How to Create a Morning Routine and Chore Chart

I was tired of getting to 3 pm and realizing how much had been let go. Kids still in pjs, teeth not getting brushed, rooms a mess and so on. We then scramble around to get hair brushed and clothes on so we can get out the door for our evening activities. This year I decided to find a way to change that, thus this article about How to Create a Morning Routine and Chore Chart.

How To Create a Morning Routine & Chore Chart from Starts At Eight

Earlier this year I read and reviewed a book called, The Secrets of Happy Families by Bruce Feiler. One of the many things I took away from Bruce’s book is something he called, “The Agile Family Manifesto – A 21st Century Plan to Reduce Chaos and Increase Happiness.” This system would adapt things from a workplace setting to work inside the home. He talks about being trapped between the sunshiny household you aspire to and the exhausting, earsplitting one you actually live in, especially the first hour in the morning and the hour before bed (in our house you can add in the hour of dinner before needing to rush out of the house).
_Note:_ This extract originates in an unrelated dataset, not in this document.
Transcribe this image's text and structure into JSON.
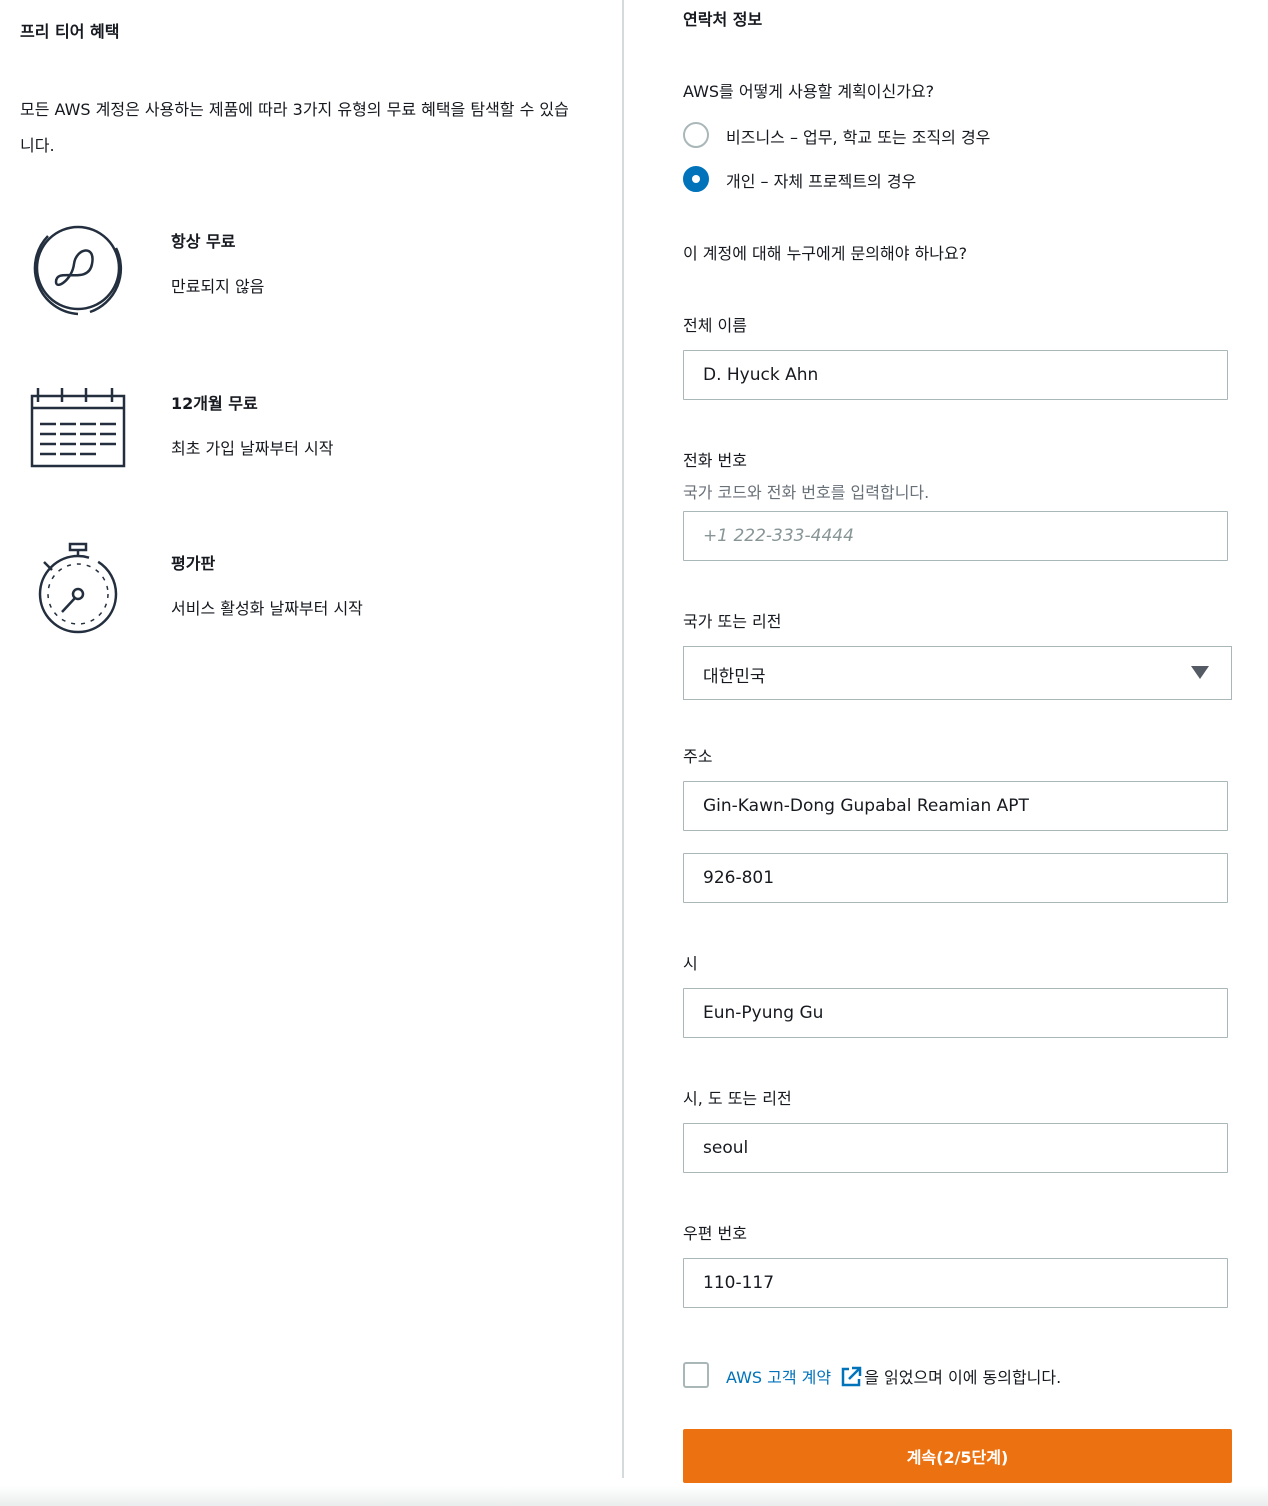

To solve this problem Bruce talks about a family who turned to something called, “agile development”, a cutting-edge program that was being used in the husband’s workplace. Agile development is a system of group dynamics in which workers are organized into small team, with each one huddling in the morning and for a longer period at the end of the week to talk about how it is functioning. To use it in the home you might call them family meetings and they are meant to increase communication, improve productivity, and lower stress, all in under 20 minutes.
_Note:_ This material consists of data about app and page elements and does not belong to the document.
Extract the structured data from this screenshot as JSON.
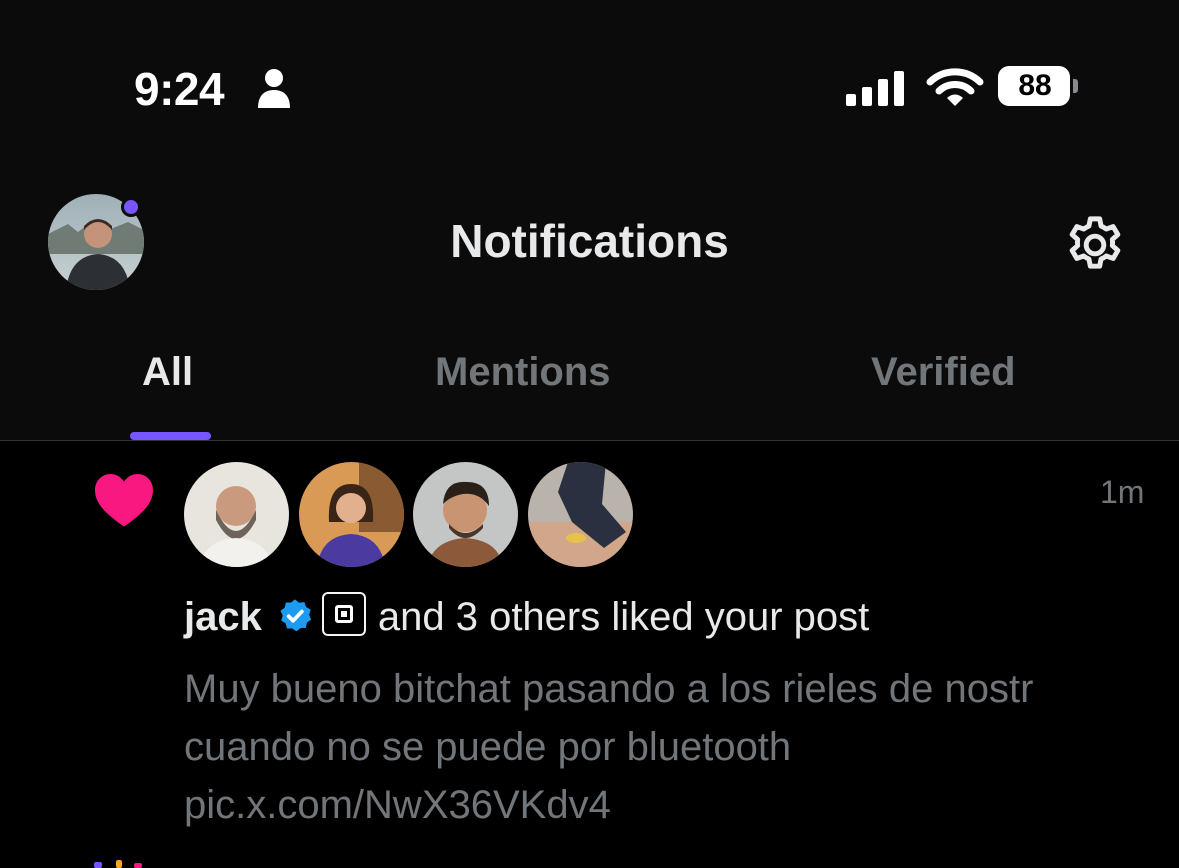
{
  "status_bar": {
    "time": "9:24",
    "battery": "88",
    "battery_level": 0.88
  },
  "header": {
    "title": "Notifications"
  },
  "tabs": [
    {
      "label": "All",
      "active": true
    },
    {
      "label": "Mentions",
      "active": false
    },
    {
      "label": "Verified",
      "active": false
    }
  ],
  "notification": {
    "icon": "heart-icon",
    "time_ago": "1m",
    "user_name": "jack",
    "summary": "and 3 others liked your post",
    "post_text": "Muy bueno bitchat pasando a los rieles de nostr cuando no se puede por bluetooth pic.x.com/NwX36VKdv4"
  },
  "colors": {
    "accent": "#7856ff",
    "heart": "#f91880",
    "verified": "#1d9bf0",
    "text_primary": "#e7e9ea",
    "text_secondary": "#71767b",
    "background": "#000000"
  }
}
This system also includes a form of a flow chart that hangs on the wall to regulate information. I used this theory to create both a Morning Routine for my children, and a Daily Chore Chart.

“Having large, highly visible displays lets everyone on the team track everyone else’s progress.”

Morning Routine

To start our organization system I needed to get our mornings under control. I created a Morning Routine section for our white board. I included things I wanted them to accomplish in the morning, and put them in an order that seemed most efficient.

Morning Routine for Chore Chart from Starts At Eight

They each need to complete these tasks before moving on to the next part of the chart on the white board. Therefore beside each one of these things are columns for each child. When they complete a task they mark that day of the week in their box with M for Monday, T for Tuesday and so on.

Morning Routine for Chore Chart with Days from Starts At Eight

Once the Morning Routine is complete they can move on to their School Assignment Sheet (You can see how I create these in How to Organize Your Year with Homeschool Tracker). These contain everything they need to complete for each day. I print one at the beginning of each week for my younger two. My teen is responsible for setting up her own planner schedule each week. (You can see more of this in Time Management for Teens)

Chore Chart

To create a chore chart system I recycled our alphabet magnets and created a symbol system.

Chore Chart System from Starts At Eight

Chore Chart Symbols:

S – Shea (the dog our teen is paid to care for)

F – Feed Dogs (our 8 year old is tasked with this every day)

W – Wipe Down (for our teen this usually means toilets, for our 11 year old it means mop the floor or dust some of the furniture, for our 8 year old it is bathroom counters, and mirror, or Pledgeing kitchen table)

D – Dishes (any of the kids on any given day – they do breakfast and lunch dishes which includes any in the sink, on the counter, dish drainer or dishwasher as well as cleaning the counter and stovetop)

P – Pick-Up (if there is a room, project or area that needs cleaning)

V – Vacuum (our teen does carpeting and sometimes our vehicles, and our 11 year old the hard wood floors)

L – Laundry (anything from gathering to take down, helping fold, or put away their own)

I will often put up a letter and then write a word underneath it to clarify what I want done. For instance my teen might have the V for vacuum with the word truck under it. This tells her to vacuum the truck. If they are unsure they just ask what I would like wiped down, or what laundry needs to be done, etc.

These are the ways that we have created a routine and flow to our days. When the kids have completed their Morning Routines they are cleared to go on to School Assignments. When they complete their School Assignments they move on to their chores. Only when all of these things are complete are they free to move on to their own leisure time. This has eliminated the questions about if they are done, and has greatly relieved some of the work load around the house for me.

Creating a highly visible Morning Routine and Chore Chart System has made it easier for all of us to know what is completed and what has yet to be finished each day. The Chore Chart is adjustable so that each night I can asses what has been done, and where work needs to be done and assign chores accordingly for the following day.

Other Chore Related Articles

Teaching Life Skills: Chores from Starts At EightCleaning Made Fun 5 Chores Your Kids Will Enjoy from Starts At EightTons of Chore Game Ideas - Playing games to make chores fun! from Starts At Eight. Help make teaching your kids to clean up around the house more fun! Teach important life skills in a fun and engaging way!